Let’s sing a song of community

Published 6:26 pm Monday, April 10, 2023

Did you ever get a song stuck in your head and it seems to play constantly on repeat?   It so happened that a song from my long ago came to visit me and stayed for a couple of days.  I found myself singing “You sing a song and I’ll sing a song, and we’ll sing a song together.”  That’s a song I taught to preschoolers 30 years ago in a Philadelphia Friends (‘Quaker’) School.  Now I wouldn’t have minded if my favorite Dooby Brothers number one hit ‘What A Fool Believes,’ or the Isley Brothers “Who’s That Lady” got stuck in my head. But it was Ella Jenkins time honored, multi-generational best seller ‘You Sing A Song’ kept me company for a while.

Ella Jenkins (born 1924) has been called the ‘First Lady of Children’s Folk Songs. Her album of multicultural children’s songs are the most popular of the Smithsonian’s Folkways releases. Her music incorporated the respect for all children’s languages, cultures and nationalities. She said about her most well-known song, ‘You Sing A Song’ “that music at its essence was about human communication and relationships.” Thinking on those things, I feel the same way about history.  History offers us a chance to build positive human communication and relationships if we let it.

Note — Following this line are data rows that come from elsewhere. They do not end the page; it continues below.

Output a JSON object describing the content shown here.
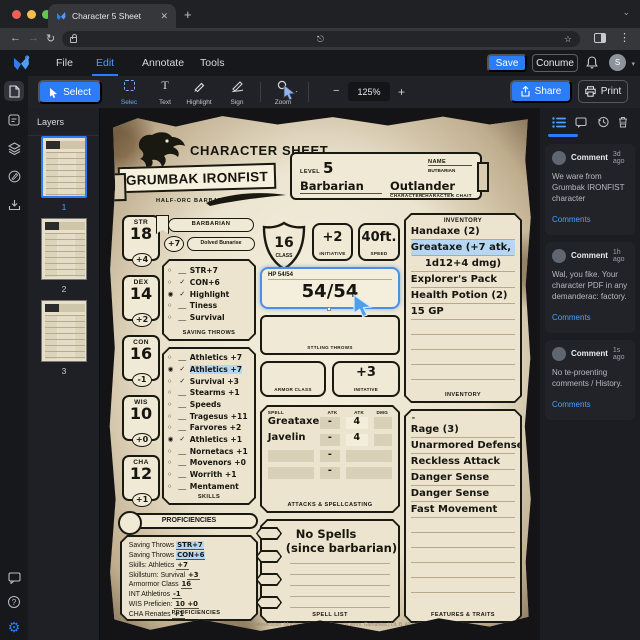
{
  "browser": {
    "tab_title": "Character 5 Sheet"
  },
  "appbar": {
    "menus": [
      "File",
      "Edit",
      "Annotate",
      "Tools"
    ],
    "save": "Save",
    "consume": "Conume",
    "avatar": "S"
  },
  "toolbar": {
    "select": "Select",
    "selec": "Selec",
    "text": "Text",
    "highlight": "Highlight",
    "sign": "Sign",
    "zoom_tool": "Zoom",
    "zoom_value": "125%",
    "share": "Share",
    "print": "Print"
  },
  "layers": {
    "title": "Layers",
    "pages": [
      "1",
      "2",
      "3"
    ]
  },
  "sheet": {
    "header": {
      "title": "CHARACTER SHEET",
      "name": "GRUMBAK IRONFIST",
      "subtitle": "HALF-ORC BARBATIR",
      "level_label": "LEVEL",
      "level": "5",
      "name_label": "NAME",
      "name_value": "BUTBARIAN",
      "class": "Barbarian",
      "background": "Outlander",
      "class_label": "CHARACTER",
      "background_label": "CHARACTER CHAIT"
    },
    "abilities": [
      {
        "abbr": "STR",
        "score": "18",
        "mod": "+4"
      },
      {
        "abbr": "DEX",
        "score": "14",
        "mod": "+2"
      },
      {
        "abbr": "CON",
        "score": "16",
        "mod": "-1"
      },
      {
        "abbr": "WIS",
        "score": "10",
        "mod": "+0"
      },
      {
        "abbr": "CHA",
        "score": "12",
        "mod": "+1"
      }
    ],
    "ribbon": "BARBARIAN",
    "prof": {
      "bonus": "+7",
      "label": "Dolved Bunarise"
    },
    "saves": {
      "rows": [
        {
          "radio": "○",
          "mark": "__",
          "label": "STR+7"
        },
        {
          "radio": "○",
          "mark": "✓",
          "label": "CON+6"
        },
        {
          "radio": "◉",
          "mark": "✓",
          "label": "Highlight"
        },
        {
          "radio": "○",
          "mark": "__",
          "label": "Tiness"
        },
        {
          "radio": "○",
          "mark": "__",
          "label": "Survival"
        }
      ],
      "label": "SAVING THROWS"
    },
    "skills": {
      "rows": [
        {
          "radio": "○",
          "mark": "__",
          "label": "Athletics +7"
        },
        {
          "radio": "◉",
          "mark": "✓",
          "label": "Athletics +7"
        },
        {
          "radio": "○",
          "mark": "✓",
          "label": "Survival +3"
        },
        {
          "radio": "○",
          "mark": "__",
          "label": "Stearms +1"
        },
        {
          "radio": "○",
          "mark": "__",
          "label": "Speeds"
        },
        {
          "radio": "○",
          "mark": "__",
          "label": "Tragesus +11"
        },
        {
          "radio": "○",
          "mark": "__",
          "label": "Farvores +2"
        },
        {
          "radio": "◉",
          "mark": "✓",
          "label": "Athletics +1"
        },
        {
          "radio": "○",
          "mark": "__",
          "label": "Nornetacs +1"
        },
        {
          "radio": "○",
          "mark": "__",
          "label": "Movenors +0"
        },
        {
          "radio": "○",
          "mark": "__",
          "label": "Worrith +1"
        },
        {
          "radio": "○",
          "mark": "__",
          "label": "Mentament"
        }
      ],
      "label": "SKILLS"
    },
    "prof_banner": "PROFICIENCIES",
    "prof_list": {
      "rows": [
        {
          "t": "Saving Throws",
          "v": "STR+7"
        },
        {
          "t": "Saving Throws",
          "v": "CON+6"
        },
        {
          "t": "Skills:  Athletics",
          "v": "+7"
        },
        {
          "t": "Skillsturn:  Survival",
          "v": "+3"
        },
        {
          "t": "Armormor Class",
          "v": "16"
        },
        {
          "t": "INT  Athletiros",
          "v": "-1"
        },
        {
          "t": "WIS  Preficien:",
          "v": "10 +0"
        },
        {
          "t": "CHA Renates",
          "v": "+1"
        }
      ],
      "label": "PROFICIENCIES"
    },
    "combat": {
      "ac": {
        "value": "16",
        "label": "CLASS"
      },
      "init": {
        "value": "+2",
        "label": "INITIATIVE"
      },
      "speed": {
        "value": "40ft.",
        "label": "SPEED"
      },
      "hp_label": "HP 54/54",
      "hp_value": "54/54",
      "sttling": "STTLING THROWS",
      "armor_label": "ARMOR CLASS",
      "init2": {
        "value": "+3",
        "label": "INITATIVE"
      }
    },
    "attacks": {
      "headers": [
        "SPELL",
        "ATK",
        "ATK",
        "DMG"
      ],
      "rows": [
        {
          "name": "Greataxe",
          "atk1": "-",
          "atk2": "4",
          "dmg": ""
        },
        {
          "name": "Javelin",
          "atk1": "-",
          "atk2": "4",
          "dmg": ""
        },
        {
          "name": "",
          "atk1": "-",
          "atk2": "",
          "dmg": ""
        },
        {
          "name": "",
          "atk1": "-",
          "atk2": "",
          "dmg": ""
        }
      ],
      "label": "ATTACKS & SPELLCASTING"
    },
    "spells": {
      "line1": "No Spells",
      "line2": "(since barbarian)",
      "label": "SPELL LIST"
    },
    "inventory": {
      "title": "INVENTORY",
      "items": [
        "Handaxe (2)",
        "Greataxe (+7 atk,",
        "1d12+4 dmg)",
        "Explorer's Pack",
        "Health Potion (2)",
        "15 GP"
      ],
      "label": "INVENTORY"
    },
    "features": {
      "dash": "-",
      "items": [
        "Rage (3)",
        "Unarmored Defense",
        "Reckless Attack",
        "Danger Sense",
        "Danger Sense",
        "Fast Movement"
      ],
      "label": "FEATURES & TRAITS"
    },
    "copyright": "© Copyright © 2023 Sa D&D Collesecision. Montosia soranmes Sarapcis teors. Gamaniea | Lit. B. All rights furthesneed."
  },
  "comments": {
    "items": [
      {
        "author": "Comment",
        "time": "3d ago",
        "text": "We ware from Grumbak IRONFIST character",
        "link": "Comments"
      },
      {
        "author": "Comment",
        "time": "1h ago",
        "text": "Wal, you fike. Your character PDF in any demanderac: factory.",
        "link": "Comments"
      },
      {
        "author": "Comment",
        "time": "1s ago",
        "text": "No te-proenting comments  / History.",
        "link": "Comments"
      }
    ]
  },
  "colors": {
    "accent": "#2b7cf6",
    "highlight": "#b5d7f3",
    "link": "#4d9fff"
  }
}
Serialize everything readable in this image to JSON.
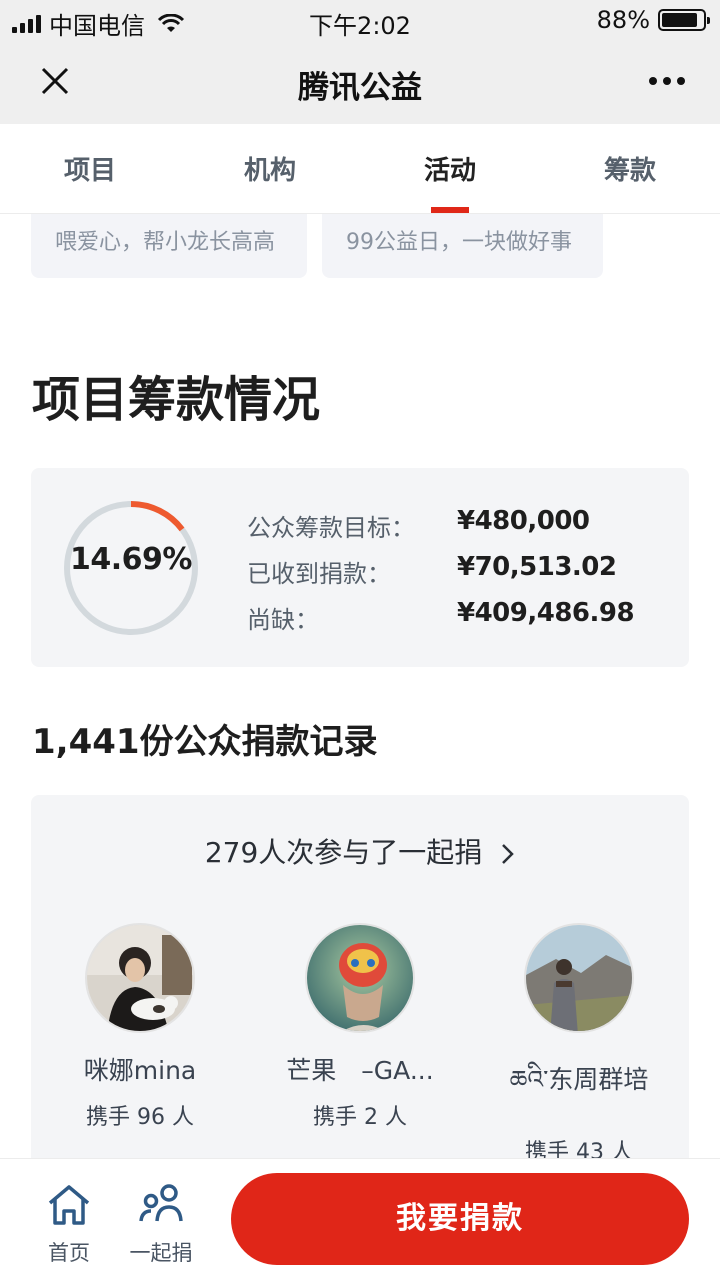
{
  "status_bar": {
    "carrier": "中国电信",
    "time": "下午2:02",
    "battery": "88%",
    "battery_level": 0.88
  },
  "nav": {
    "title": "腾讯公益",
    "close_icon": "close-icon",
    "more_icon": "more-dots-icon"
  },
  "tabs": [
    {
      "label": "项目",
      "active": false
    },
    {
      "label": "机构",
      "active": false
    },
    {
      "label": "活动",
      "active": true
    },
    {
      "label": "筹款",
      "active": false
    }
  ],
  "activity_cards": [
    {
      "text": "喂爱心，帮小龙长高高"
    },
    {
      "text": "99公益日，一块做好事"
    }
  ],
  "fundraising": {
    "title": "项目筹款情况",
    "percent_text": "14.69%",
    "progress": 0.1469,
    "rows": [
      {
        "label": "公众筹款目标：",
        "value": "¥480,000"
      },
      {
        "label": "已收到捐款：",
        "value": "¥70,513.02"
      },
      {
        "label": "尚缺：",
        "value": "¥409,486.98"
      }
    ],
    "accent_color": "#ee5a2f"
  },
  "records": {
    "title": "1,441份公众捐款记录"
  },
  "together": {
    "header": "279人次参与了一起捐",
    "donors": [
      {
        "name": "咪娜mina",
        "sub": "携手 96 人"
      },
      {
        "name": "芒果　–GA...",
        "sub": "携手 2 人"
      },
      {
        "name": "ཆའི་东周群培",
        "sub": "携手 43 人"
      }
    ]
  },
  "bottom_bar": {
    "home_label": "首页",
    "together_label": "一起捐",
    "donate_label": "我要捐款",
    "brand_color": "#e02618"
  }
}
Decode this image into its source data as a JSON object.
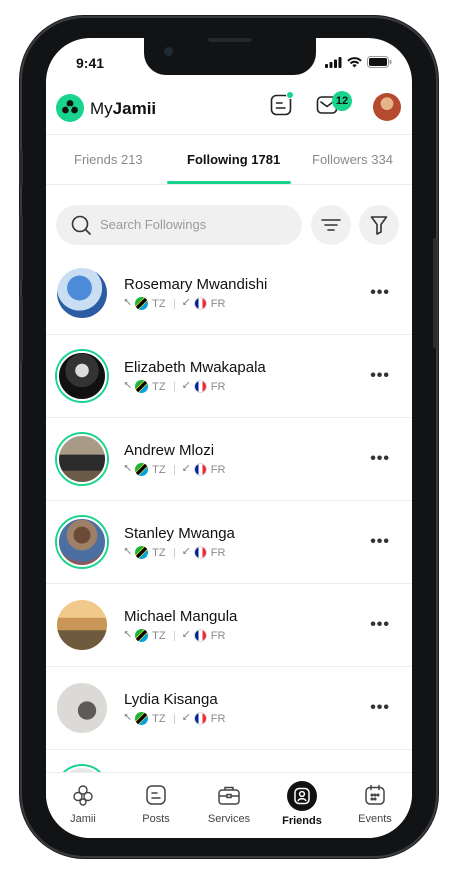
{
  "status": {
    "time": "9:41"
  },
  "header": {
    "brand_prefix": "My",
    "brand_bold": "Jamii",
    "messages_badge": "12"
  },
  "tabs": [
    {
      "label": "Friends 213"
    },
    {
      "label": "Following 1781",
      "active": true
    },
    {
      "label": "Followers 334"
    }
  ],
  "search": {
    "placeholder": "Search Followings"
  },
  "list": [
    {
      "name": "Rosemary Mwandishi",
      "from": "TZ",
      "to": "FR",
      "ring": false
    },
    {
      "name": "Elizabeth Mwakapala",
      "from": "TZ",
      "to": "FR",
      "ring": true
    },
    {
      "name": "Andrew Mlozi",
      "from": "TZ",
      "to": "FR",
      "ring": true
    },
    {
      "name": "Stanley Mwanga",
      "from": "TZ",
      "to": "FR",
      "ring": true
    },
    {
      "name": "Michael Mangula",
      "from": "TZ",
      "to": "FR",
      "ring": false
    },
    {
      "name": "Lydia Kisanga",
      "from": "TZ",
      "to": "FR",
      "ring": false
    }
  ],
  "more_glyph": "•••",
  "nav": [
    {
      "label": "Jamii",
      "icon": "flower-icon"
    },
    {
      "label": "Posts",
      "icon": "posts-icon"
    },
    {
      "label": "Services",
      "icon": "briefcase-icon"
    },
    {
      "label": "Friends",
      "icon": "person-icon",
      "active": true
    },
    {
      "label": "Events",
      "icon": "calendar-icon"
    }
  ],
  "colors": {
    "accent": "#19d48c",
    "text": "#111111",
    "muted": "#8a8a8a"
  }
}
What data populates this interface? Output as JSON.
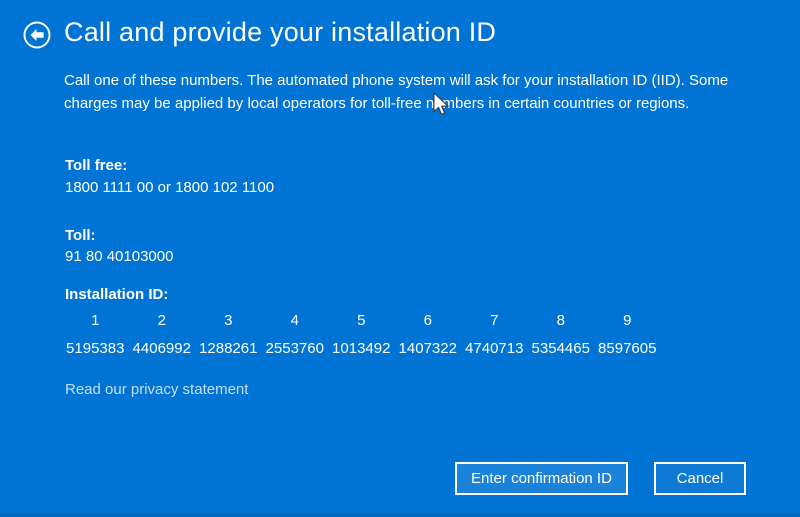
{
  "window": {
    "title": "Call and provide your installation ID"
  },
  "colors": {
    "background": "#0074d4",
    "bottom_edge": "#0065bd",
    "text": "#ffffff",
    "link": "#c6def2"
  },
  "header": {
    "back_icon": "back-arrow-in-circle",
    "title": "Call and provide your installation ID"
  },
  "description": "Call one of these numbers. The automated phone system will ask for your installation ID (IID). Some charges may be applied by local operators for toll-free numbers in certain countries or regions.",
  "toll_free": {
    "label": "Toll free:",
    "value": "1800 1111 00 or 1800 102 1100"
  },
  "toll": {
    "label": "Toll:",
    "value": "91 80 40103000"
  },
  "installation_id": {
    "label": "Installation ID:",
    "columns": [
      "1",
      "2",
      "3",
      "4",
      "5",
      "6",
      "7",
      "8",
      "9"
    ],
    "values": [
      "5195383",
      "4406992",
      "1288261",
      "2553760",
      "1013492",
      "1407322",
      "4740713",
      "5354465",
      "8597605"
    ]
  },
  "privacy_link": "Read our privacy statement",
  "buttons": {
    "confirm": "Enter confirmation ID",
    "cancel": "Cancel"
  }
}
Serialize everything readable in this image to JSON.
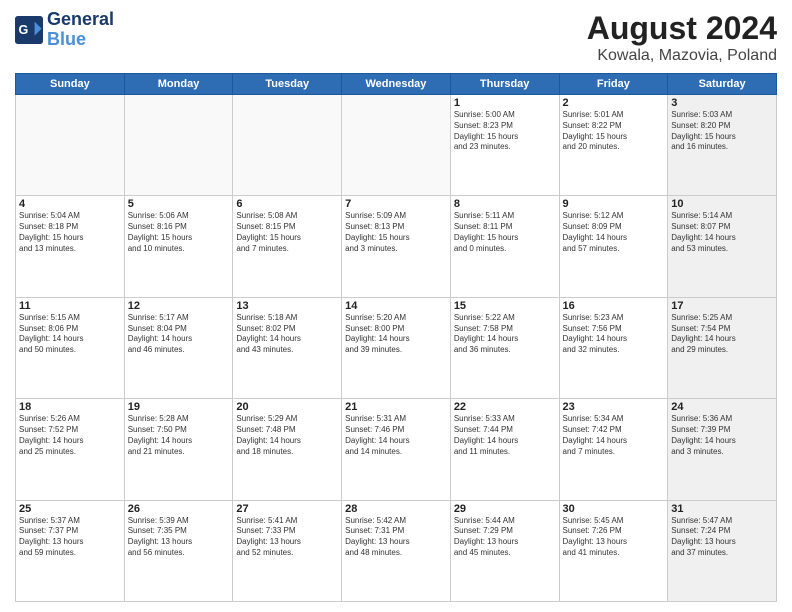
{
  "header": {
    "logo_line1": "General",
    "logo_line2": "Blue",
    "month_title": "August 2024",
    "location": "Kowala, Mazovia, Poland"
  },
  "days_of_week": [
    "Sunday",
    "Monday",
    "Tuesday",
    "Wednesday",
    "Thursday",
    "Friday",
    "Saturday"
  ],
  "weeks": [
    [
      {
        "day": "",
        "text": "",
        "shaded": false,
        "empty": true
      },
      {
        "day": "",
        "text": "",
        "shaded": false,
        "empty": true
      },
      {
        "day": "",
        "text": "",
        "shaded": false,
        "empty": true
      },
      {
        "day": "",
        "text": "",
        "shaded": false,
        "empty": true
      },
      {
        "day": "1",
        "text": "Sunrise: 5:00 AM\nSunset: 8:23 PM\nDaylight: 15 hours\nand 23 minutes.",
        "shaded": false,
        "empty": false
      },
      {
        "day": "2",
        "text": "Sunrise: 5:01 AM\nSunset: 8:22 PM\nDaylight: 15 hours\nand 20 minutes.",
        "shaded": false,
        "empty": false
      },
      {
        "day": "3",
        "text": "Sunrise: 5:03 AM\nSunset: 8:20 PM\nDaylight: 15 hours\nand 16 minutes.",
        "shaded": true,
        "empty": false
      }
    ],
    [
      {
        "day": "4",
        "text": "Sunrise: 5:04 AM\nSunset: 8:18 PM\nDaylight: 15 hours\nand 13 minutes.",
        "shaded": false,
        "empty": false
      },
      {
        "day": "5",
        "text": "Sunrise: 5:06 AM\nSunset: 8:16 PM\nDaylight: 15 hours\nand 10 minutes.",
        "shaded": false,
        "empty": false
      },
      {
        "day": "6",
        "text": "Sunrise: 5:08 AM\nSunset: 8:15 PM\nDaylight: 15 hours\nand 7 minutes.",
        "shaded": false,
        "empty": false
      },
      {
        "day": "7",
        "text": "Sunrise: 5:09 AM\nSunset: 8:13 PM\nDaylight: 15 hours\nand 3 minutes.",
        "shaded": false,
        "empty": false
      },
      {
        "day": "8",
        "text": "Sunrise: 5:11 AM\nSunset: 8:11 PM\nDaylight: 15 hours\nand 0 minutes.",
        "shaded": false,
        "empty": false
      },
      {
        "day": "9",
        "text": "Sunrise: 5:12 AM\nSunset: 8:09 PM\nDaylight: 14 hours\nand 57 minutes.",
        "shaded": false,
        "empty": false
      },
      {
        "day": "10",
        "text": "Sunrise: 5:14 AM\nSunset: 8:07 PM\nDaylight: 14 hours\nand 53 minutes.",
        "shaded": true,
        "empty": false
      }
    ],
    [
      {
        "day": "11",
        "text": "Sunrise: 5:15 AM\nSunset: 8:06 PM\nDaylight: 14 hours\nand 50 minutes.",
        "shaded": false,
        "empty": false
      },
      {
        "day": "12",
        "text": "Sunrise: 5:17 AM\nSunset: 8:04 PM\nDaylight: 14 hours\nand 46 minutes.",
        "shaded": false,
        "empty": false
      },
      {
        "day": "13",
        "text": "Sunrise: 5:18 AM\nSunset: 8:02 PM\nDaylight: 14 hours\nand 43 minutes.",
        "shaded": false,
        "empty": false
      },
      {
        "day": "14",
        "text": "Sunrise: 5:20 AM\nSunset: 8:00 PM\nDaylight: 14 hours\nand 39 minutes.",
        "shaded": false,
        "empty": false
      },
      {
        "day": "15",
        "text": "Sunrise: 5:22 AM\nSunset: 7:58 PM\nDaylight: 14 hours\nand 36 minutes.",
        "shaded": false,
        "empty": false
      },
      {
        "day": "16",
        "text": "Sunrise: 5:23 AM\nSunset: 7:56 PM\nDaylight: 14 hours\nand 32 minutes.",
        "shaded": false,
        "empty": false
      },
      {
        "day": "17",
        "text": "Sunrise: 5:25 AM\nSunset: 7:54 PM\nDaylight: 14 hours\nand 29 minutes.",
        "shaded": true,
        "empty": false
      }
    ],
    [
      {
        "day": "18",
        "text": "Sunrise: 5:26 AM\nSunset: 7:52 PM\nDaylight: 14 hours\nand 25 minutes.",
        "shaded": false,
        "empty": false
      },
      {
        "day": "19",
        "text": "Sunrise: 5:28 AM\nSunset: 7:50 PM\nDaylight: 14 hours\nand 21 minutes.",
        "shaded": false,
        "empty": false
      },
      {
        "day": "20",
        "text": "Sunrise: 5:29 AM\nSunset: 7:48 PM\nDaylight: 14 hours\nand 18 minutes.",
        "shaded": false,
        "empty": false
      },
      {
        "day": "21",
        "text": "Sunrise: 5:31 AM\nSunset: 7:46 PM\nDaylight: 14 hours\nand 14 minutes.",
        "shaded": false,
        "empty": false
      },
      {
        "day": "22",
        "text": "Sunrise: 5:33 AM\nSunset: 7:44 PM\nDaylight: 14 hours\nand 11 minutes.",
        "shaded": false,
        "empty": false
      },
      {
        "day": "23",
        "text": "Sunrise: 5:34 AM\nSunset: 7:42 PM\nDaylight: 14 hours\nand 7 minutes.",
        "shaded": false,
        "empty": false
      },
      {
        "day": "24",
        "text": "Sunrise: 5:36 AM\nSunset: 7:39 PM\nDaylight: 14 hours\nand 3 minutes.",
        "shaded": true,
        "empty": false
      }
    ],
    [
      {
        "day": "25",
        "text": "Sunrise: 5:37 AM\nSunset: 7:37 PM\nDaylight: 13 hours\nand 59 minutes.",
        "shaded": false,
        "empty": false
      },
      {
        "day": "26",
        "text": "Sunrise: 5:39 AM\nSunset: 7:35 PM\nDaylight: 13 hours\nand 56 minutes.",
        "shaded": false,
        "empty": false
      },
      {
        "day": "27",
        "text": "Sunrise: 5:41 AM\nSunset: 7:33 PM\nDaylight: 13 hours\nand 52 minutes.",
        "shaded": false,
        "empty": false
      },
      {
        "day": "28",
        "text": "Sunrise: 5:42 AM\nSunset: 7:31 PM\nDaylight: 13 hours\nand 48 minutes.",
        "shaded": false,
        "empty": false
      },
      {
        "day": "29",
        "text": "Sunrise: 5:44 AM\nSunset: 7:29 PM\nDaylight: 13 hours\nand 45 minutes.",
        "shaded": false,
        "empty": false
      },
      {
        "day": "30",
        "text": "Sunrise: 5:45 AM\nSunset: 7:26 PM\nDaylight: 13 hours\nand 41 minutes.",
        "shaded": false,
        "empty": false
      },
      {
        "day": "31",
        "text": "Sunrise: 5:47 AM\nSunset: 7:24 PM\nDaylight: 13 hours\nand 37 minutes.",
        "shaded": true,
        "empty": false
      }
    ]
  ]
}
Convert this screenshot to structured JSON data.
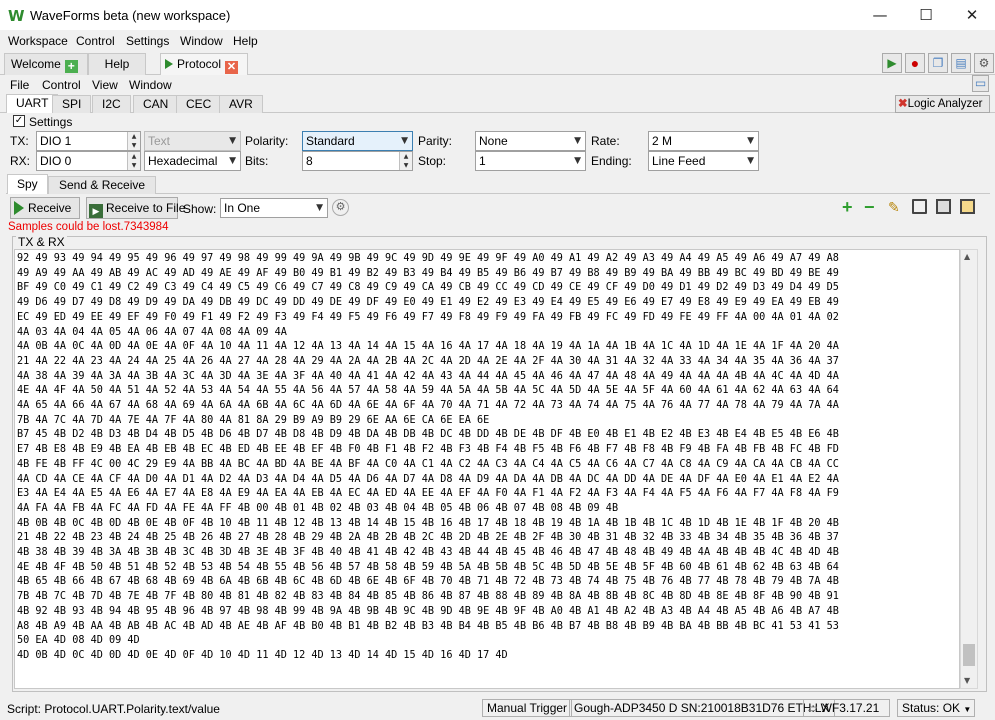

Maybe that’s why the memories of that song came back to me as I worked on a project for the Building Integrated Communities (BIC) Initiative.  The City of Washington, the Harbor District Market Alliance and the Washington Waterfront Underground Railroad Museum are collaborating it.  BIC is a community planning and leadership initiative that partners with North Carolina local government to create inclusive practices and policies for residents born in other countries. A part of the project will sponsor a series of community get togethers which will honor Latin/Hispanic/Mexican heritage and history in Washington this weekend.

My passion and love for history is birthed in the fact we are all should be good stewards of our nation’s history. From history we can learn to be better people and understand that our history is the story of people who all want the same things; freedom, a safe place to live and to raise our families. A place to educate our children, to enjoy a peaceful life, and to hopefully contribute to the country we are blessed to live in. No, we’re not a perfect country with a perfect history, but with all of our flaws I personally would choose no other place to live.

As I want to be a good steward of history, my desire is to see all of Washington/Beaufort County’s history be given a place at the table, not just certain parts of it.  I grew up during segregation and I know what history was left out of the books I read in school. So many ethnic groups have made valuable contributions to Washington/Beaufort County’s growth, economic prosperity, education, religion and cultural expansion.  The Latino/Hispanic/Mexican heritage is strong in our Beaufort County community.  The reason I was asked to be part of the BIC Initiative is because of the historical work I do and can document the history of many groups of people coming to Washington.

Please come and join us Saturday, April 16 from 2-5 p.m. at Mother of Mercy School Community Room for a community story time, games for adults and children and food. And let’s sing a song of unity together.

Leesa Jones is a Washington native and the co-founder and co-executive director of the Washington Waterfront Underground Railroad Museum.